_Aim of the exercise_
Your task is to copy every line of the entries that contains "JSON".

_Provided data_

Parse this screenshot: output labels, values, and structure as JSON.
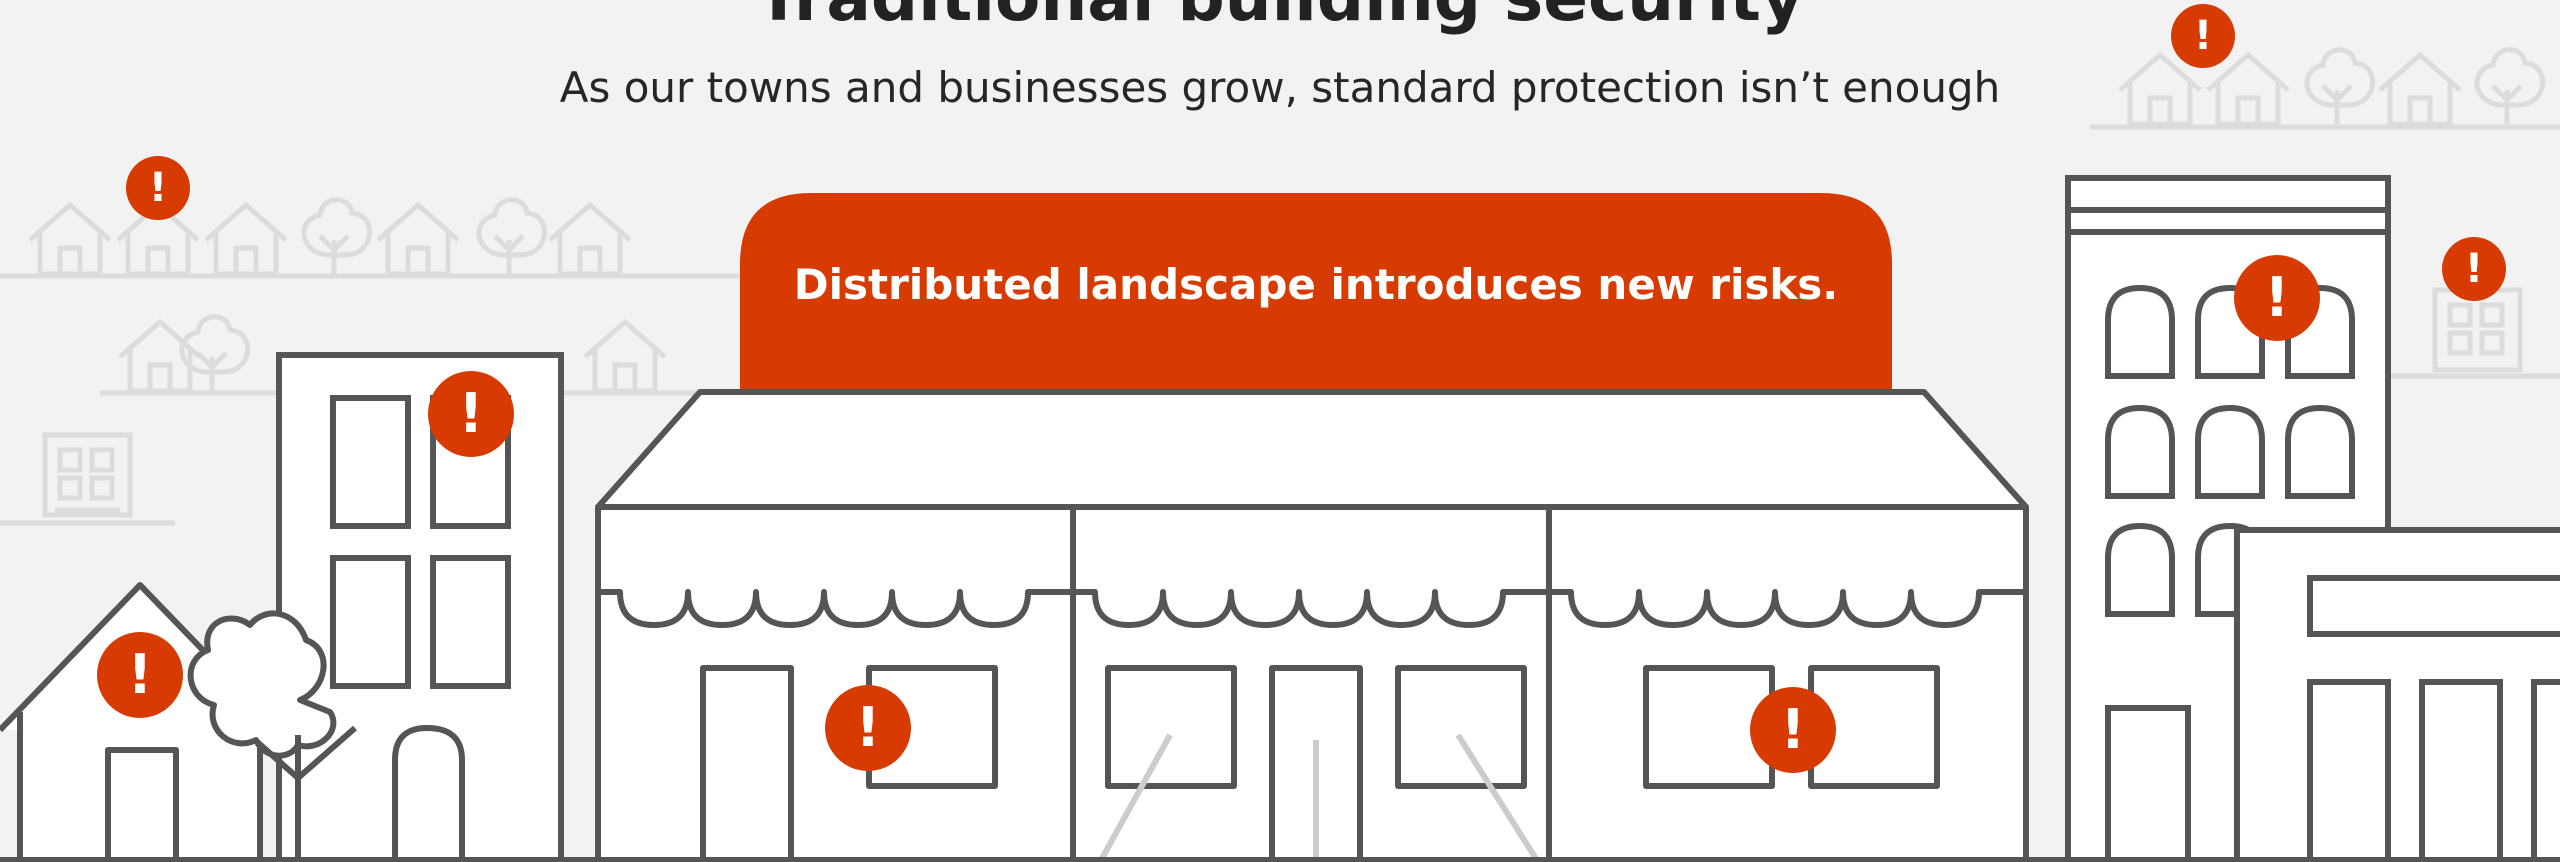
{
  "header": {
    "title": "Traditional building security",
    "subtitle": "As our towns and businesses grow, standard protection isn’t enough"
  },
  "banner": {
    "text": "Distributed landscape introduces new risks."
  },
  "alerts": {
    "glyph": "!",
    "icon": "exclamation-alert-icon",
    "count": 10
  },
  "colors": {
    "accent": "#d83b01",
    "outline": "#555555",
    "background": "#f2f2f2",
    "faint": "#dddddd"
  }
}
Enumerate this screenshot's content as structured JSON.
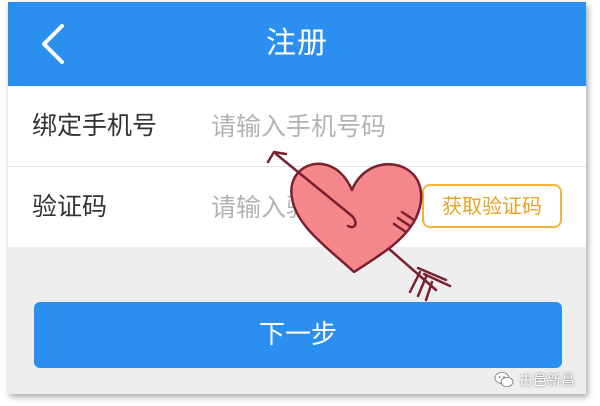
{
  "colors": {
    "primary": "#2b8ff0",
    "code_button": "#f3b33c",
    "heart_fill": "#f3878a",
    "heart_outline": "#7a1f2e"
  },
  "header": {
    "back_icon": "chevron-left-icon",
    "title": "注册"
  },
  "form": {
    "phone": {
      "label": "绑定手机号",
      "value": "",
      "placeholder": "请输入手机号码"
    },
    "code": {
      "label": "验证码",
      "value": "",
      "placeholder": "请输入验证码",
      "button_label": "获取验证码"
    }
  },
  "next_button_label": "下一步",
  "decoration": {
    "icon": "heart-with-arrow-icon"
  },
  "watermark": {
    "icon": "wechat-icon",
    "text": "古邑新昌"
  }
}
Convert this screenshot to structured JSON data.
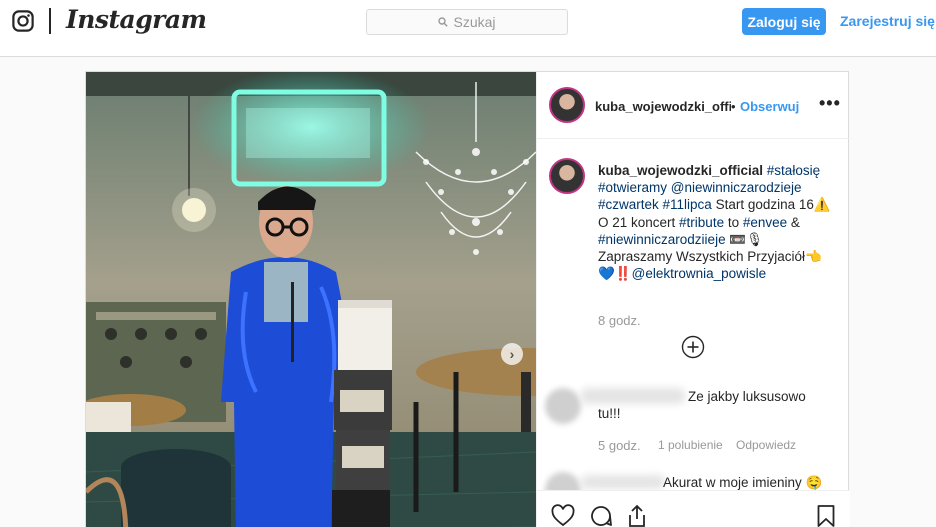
{
  "nav": {
    "brand": "Instagram",
    "search_placeholder": "Szukaj",
    "login_label": "Zaloguj się",
    "register_label": "Zarejestruj się",
    "accent_color": "#3897f0"
  },
  "post": {
    "username": "kuba_wojewodzki_offic",
    "follow_label": "Obserwuj",
    "more_label": "•••",
    "caption": {
      "username": "kuba_wojewodzki_official",
      "segments": [
        {
          "text": " #stałosię",
          "tag": true
        },
        {
          "text": " #otwieramy",
          "tag": true
        },
        {
          "text": " @niewinniczarodzieje",
          "tag": true
        },
        {
          "text": " #czwartek",
          "tag": true
        },
        {
          "text": " #11lipca",
          "tag": true
        },
        {
          "text": " Start godzina 16⚠️ O 21 koncert",
          "tag": false
        },
        {
          "text": " #tribute",
          "tag": true
        },
        {
          "text": " to ",
          "tag": false
        },
        {
          "text": "#envee",
          "tag": true
        },
        {
          "text": " & ",
          "tag": false
        },
        {
          "text": "#niewinniczarodziieje",
          "tag": true
        },
        {
          "text": " 📼🎙 Zapraszamy Wszystkich Przyjaciół👈 💙‼️",
          "tag": false
        },
        {
          "text": "@elektrownia_powisle",
          "tag": true
        }
      ],
      "time": "8 godz."
    },
    "comments": [
      {
        "text": "Ze jakby luksusowo tu!!!",
        "time": "5 godz.",
        "likes": "1 polubienie",
        "reply": "Odpowiedz"
      },
      {
        "text": "Akurat w moje imieniny 🤤"
      }
    ]
  }
}
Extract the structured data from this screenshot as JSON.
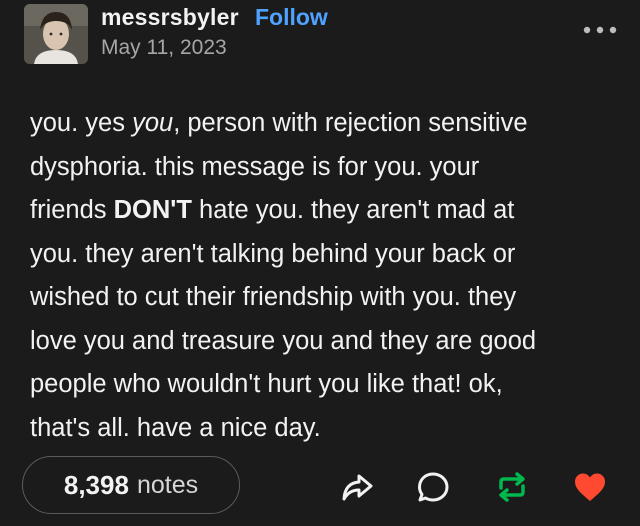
{
  "post": {
    "username": "messrsbyler",
    "follow_label": "Follow",
    "date": "May 11, 2023",
    "body": {
      "l1a": "you. yes ",
      "l1b": "you",
      "l1c": ", person with rejection sensitive",
      "l2": "dysphoria. this message is for you. your",
      "l3a": "friends ",
      "l3b": "DON'T",
      "l3c": " hate you. they aren't mad at",
      "l4": "you. they aren't talking behind your back or",
      "l5": "wished to cut their friendship with you. they",
      "l6": "love you and treasure you and they are good",
      "l7": "people who wouldn't hurt you like that! ok,",
      "l8": "that's all. have a nice day."
    }
  },
  "footer": {
    "notes_count": "8,398",
    "notes_label": "notes"
  },
  "icons": {
    "more": "more-dots-icon",
    "share": "share-icon",
    "reply": "reply-icon",
    "reblog": "reblog-icon",
    "like": "heart-icon"
  },
  "colors": {
    "background": "#1b1b1b",
    "follow": "#4fa3ff",
    "reblog": "#00b84d",
    "like": "#ff4930"
  }
}
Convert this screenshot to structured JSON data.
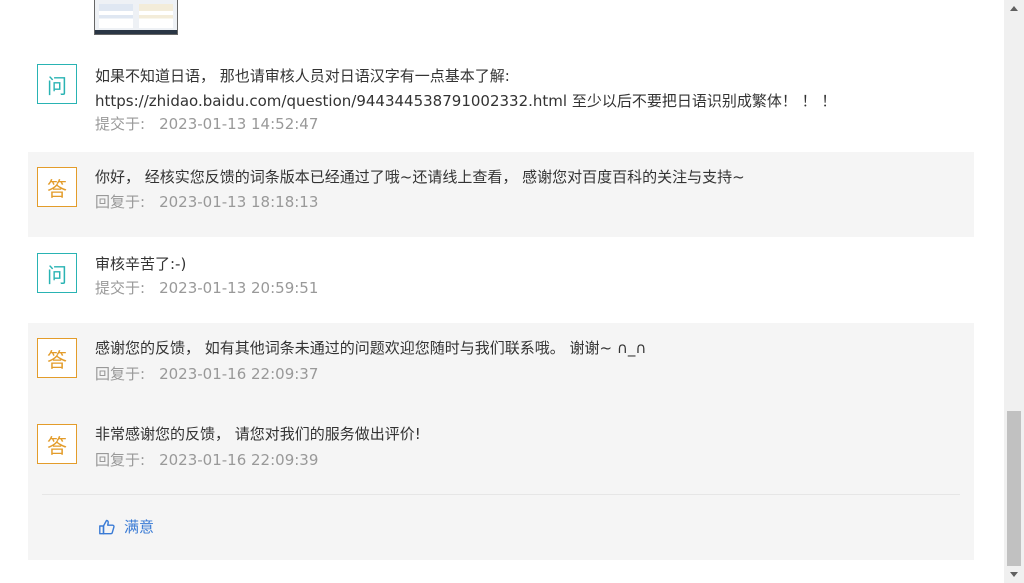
{
  "messages": [
    {
      "badge": "问",
      "text_line1": "如果不知道日语， 那也请审核人员对日语汉字有一点基本了解:",
      "text_line2": "https://zhidao.baidu.com/question/944344538791002332.html 至少以后不要把日语识别成繁体！ ！ ！",
      "meta_label": "提交于:",
      "meta_time": "2023-01-13 14:52:47"
    },
    {
      "badge": "答",
      "text_line1": "你好， 经核实您反馈的词条版本已经通过了哦~还请线上查看， 感谢您对百度百科的关注与支持~",
      "meta_label": "回复于:",
      "meta_time": "2023-01-13 18:18:13"
    },
    {
      "badge": "问",
      "text_line1": "审核辛苦了:-)",
      "meta_label": "提交于:",
      "meta_time": "2023-01-13 20:59:51"
    },
    {
      "badge": "答",
      "text_line1": "感谢您的反馈， 如有其他词条未通过的问题欢迎您随时与我们联系哦。 谢谢~ ∩_∩",
      "meta_label": "回复于:",
      "meta_time": "2023-01-16 22:09:37"
    },
    {
      "badge": "答",
      "text_line1": "非常感谢您的反馈， 请您对我们的服务做出评价!",
      "meta_label": "回复于:",
      "meta_time": "2023-01-16 22:09:39"
    }
  ],
  "rating": {
    "label": "满意",
    "icon": "thumbs-up-icon"
  },
  "colors": {
    "question_accent": "#29b3b3",
    "answer_accent": "#e39c2a",
    "link_blue": "#3a7bd5",
    "answer_bg": "#f5f5f5"
  }
}
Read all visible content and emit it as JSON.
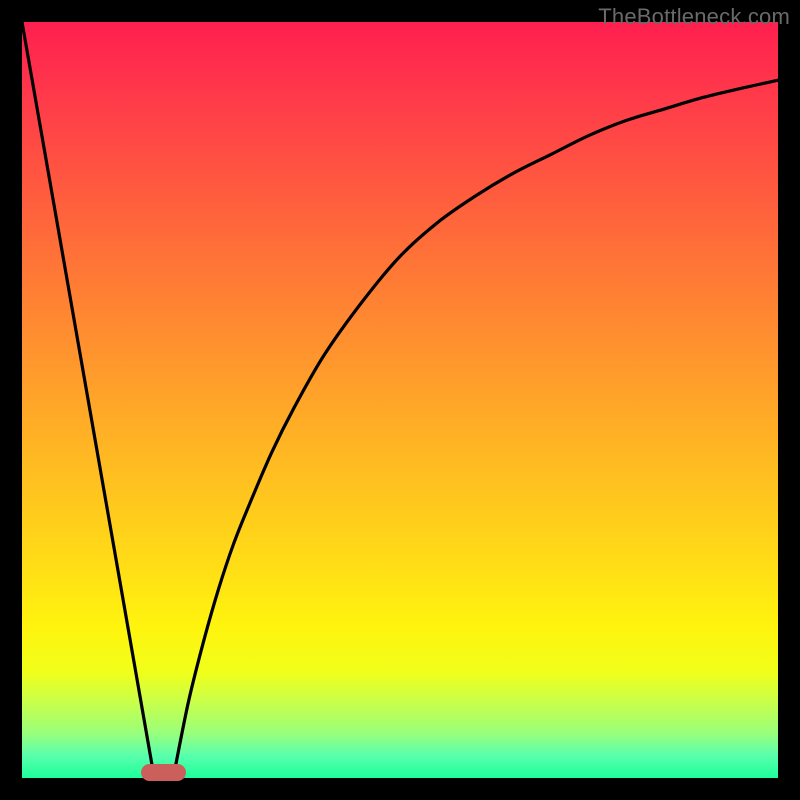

_Exercise output_
Parse this screenshot: output labels, values, and structure as JSON.
Enumerate this screenshot's content as structured JSON.
Convert this screenshot to structured JSON data.
Extract the structured data from this screenshot as JSON.
Convert this screenshot to structured JSON data.
Read all visible content and emit it as JSON.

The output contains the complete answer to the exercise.